I watched many competitive youth games in South Texas. There are plenty of very talented immigrant or Latino boys, but their representation in their respective suburban teams is overall lower than the South Texas Latino percentage. I cannot objectively verify this since there is no racial data on youth players. The same could be said about coaches. One area that South Texas excels in with regard to Latino and immigrant representation is refereeing. Out of the four FIFA Men referees of U.S. Soccer three of them are from South Texas and all are either an immigrant (Ismael Elfath) or Latinos (Jair Marrufo and Armando Villarreal). I see very talented mid-level referees and most of them are either immigrants or Latinos and their numbers are well above the state average. The cost of becoming a referee is minimal and if you are determined and love the game, and have a talent then you can go up the ladder. One cannot say the same thing for the cost item regarding players and coaches. Neither the player nor the coach development systems are cheap or free to access; making it more difficult to access for the immigrants and Latinos who are economically less affluent than the rest of the society.

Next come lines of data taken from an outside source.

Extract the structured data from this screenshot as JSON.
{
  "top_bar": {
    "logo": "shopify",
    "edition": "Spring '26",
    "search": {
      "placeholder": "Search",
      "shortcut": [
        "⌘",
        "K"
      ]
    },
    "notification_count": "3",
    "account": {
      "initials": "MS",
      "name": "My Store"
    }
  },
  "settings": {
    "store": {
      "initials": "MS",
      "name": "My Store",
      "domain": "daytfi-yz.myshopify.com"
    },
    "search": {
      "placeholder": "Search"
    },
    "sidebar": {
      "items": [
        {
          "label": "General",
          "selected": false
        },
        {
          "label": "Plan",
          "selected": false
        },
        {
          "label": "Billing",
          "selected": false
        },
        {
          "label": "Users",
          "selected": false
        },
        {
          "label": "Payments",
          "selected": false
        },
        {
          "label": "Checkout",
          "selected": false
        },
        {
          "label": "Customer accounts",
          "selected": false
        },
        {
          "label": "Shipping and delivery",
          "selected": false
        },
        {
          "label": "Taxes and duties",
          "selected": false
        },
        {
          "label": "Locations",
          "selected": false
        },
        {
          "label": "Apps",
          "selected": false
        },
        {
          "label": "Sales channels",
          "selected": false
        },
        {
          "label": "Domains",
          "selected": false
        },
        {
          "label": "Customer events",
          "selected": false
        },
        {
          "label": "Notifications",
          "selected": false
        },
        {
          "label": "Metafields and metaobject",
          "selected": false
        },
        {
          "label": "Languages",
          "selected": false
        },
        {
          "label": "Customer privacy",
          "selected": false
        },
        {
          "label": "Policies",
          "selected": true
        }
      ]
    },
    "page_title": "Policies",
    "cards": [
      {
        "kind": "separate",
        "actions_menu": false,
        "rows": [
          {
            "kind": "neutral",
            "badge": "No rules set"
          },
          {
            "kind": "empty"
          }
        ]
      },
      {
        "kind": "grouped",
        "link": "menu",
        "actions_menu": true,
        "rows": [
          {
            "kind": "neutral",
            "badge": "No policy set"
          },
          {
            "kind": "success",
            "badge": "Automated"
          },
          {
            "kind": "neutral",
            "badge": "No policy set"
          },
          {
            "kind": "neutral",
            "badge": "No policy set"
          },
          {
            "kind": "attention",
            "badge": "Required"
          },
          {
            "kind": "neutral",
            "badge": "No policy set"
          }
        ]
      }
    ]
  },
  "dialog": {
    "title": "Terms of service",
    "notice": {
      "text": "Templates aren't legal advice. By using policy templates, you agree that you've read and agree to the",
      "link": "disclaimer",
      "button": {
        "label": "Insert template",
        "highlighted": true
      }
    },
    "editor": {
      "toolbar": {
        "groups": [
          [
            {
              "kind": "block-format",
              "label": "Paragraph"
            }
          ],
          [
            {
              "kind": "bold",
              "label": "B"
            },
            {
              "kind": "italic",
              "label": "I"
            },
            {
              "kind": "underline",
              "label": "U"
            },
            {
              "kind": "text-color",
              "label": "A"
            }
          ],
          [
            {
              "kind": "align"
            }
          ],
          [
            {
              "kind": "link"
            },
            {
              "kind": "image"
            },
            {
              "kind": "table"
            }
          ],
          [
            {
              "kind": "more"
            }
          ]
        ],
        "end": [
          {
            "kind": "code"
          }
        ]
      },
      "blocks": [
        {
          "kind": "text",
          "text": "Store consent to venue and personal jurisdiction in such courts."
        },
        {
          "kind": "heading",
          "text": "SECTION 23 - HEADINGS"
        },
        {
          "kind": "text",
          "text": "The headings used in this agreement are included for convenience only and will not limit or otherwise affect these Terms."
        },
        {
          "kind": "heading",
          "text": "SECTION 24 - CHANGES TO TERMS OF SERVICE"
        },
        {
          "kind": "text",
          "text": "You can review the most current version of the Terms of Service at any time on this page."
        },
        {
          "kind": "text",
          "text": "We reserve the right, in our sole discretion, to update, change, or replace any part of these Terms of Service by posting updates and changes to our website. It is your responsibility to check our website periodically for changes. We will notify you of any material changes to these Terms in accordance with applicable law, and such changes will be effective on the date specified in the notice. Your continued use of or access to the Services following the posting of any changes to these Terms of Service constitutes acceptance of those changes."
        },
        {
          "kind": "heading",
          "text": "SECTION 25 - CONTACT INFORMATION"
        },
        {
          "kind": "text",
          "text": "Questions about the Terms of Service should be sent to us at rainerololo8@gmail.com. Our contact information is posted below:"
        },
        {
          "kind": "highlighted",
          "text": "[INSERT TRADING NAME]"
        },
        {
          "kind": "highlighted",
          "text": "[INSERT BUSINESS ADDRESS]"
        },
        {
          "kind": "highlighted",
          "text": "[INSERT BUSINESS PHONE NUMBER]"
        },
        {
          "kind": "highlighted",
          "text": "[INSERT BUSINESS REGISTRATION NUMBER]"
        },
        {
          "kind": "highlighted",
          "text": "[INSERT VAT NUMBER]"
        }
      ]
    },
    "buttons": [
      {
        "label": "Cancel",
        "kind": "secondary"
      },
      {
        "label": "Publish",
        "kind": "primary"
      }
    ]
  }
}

Both objective data and subjective observations lead us to conclude that there are at least circumstantial evidences that some barriers for inclusion of immigrants and Latinos (or we can call them underserved /underprivileged kids) into our soccer system exists. One might ask why we chose the immigrant kids and Latinos and left out for example the underserved white girls of rural communities or underprivileged African-American boys of inner cities. We chose the immigrants and Latinos from the group of underserved and underprivileged kids since their chances of choosing soccer to participate as their main sport due to their immersion into the soccer culture are higher than the underserved/underprivileged white or African-American kids. This fact does not refute the principle that participation in any non-school sport is basically an economic issue in our country due to the pay-to-play model. The economic issue might not be the only and major explanation of the barriers of inclusion for immigrant and Latino kids into our soccer system and hence the reasons causing the barriers should be sought.
We should approach the problem using systems analysis, robust research, and world-class technical advisory to systematically identify the causes of the barriers and how to remove the most significant barriers to inclusion for the underserved/underprivileged kids to our soccer system. This approach should address both genders and both recreational/competitive soccer.
This is what this series of articles tried to point out.
Ahmet Guvener (firstname.lastname@example.org) is the former Secretary General and the Technical Director of Turkish FA. He was also the Head of Refereeing for the Turkish FA. He served as Panel member for the FIFA Panel of Referee Instructors and UEFA Referee Convention. He now lives and works as a soccer consultant in Austin, TX.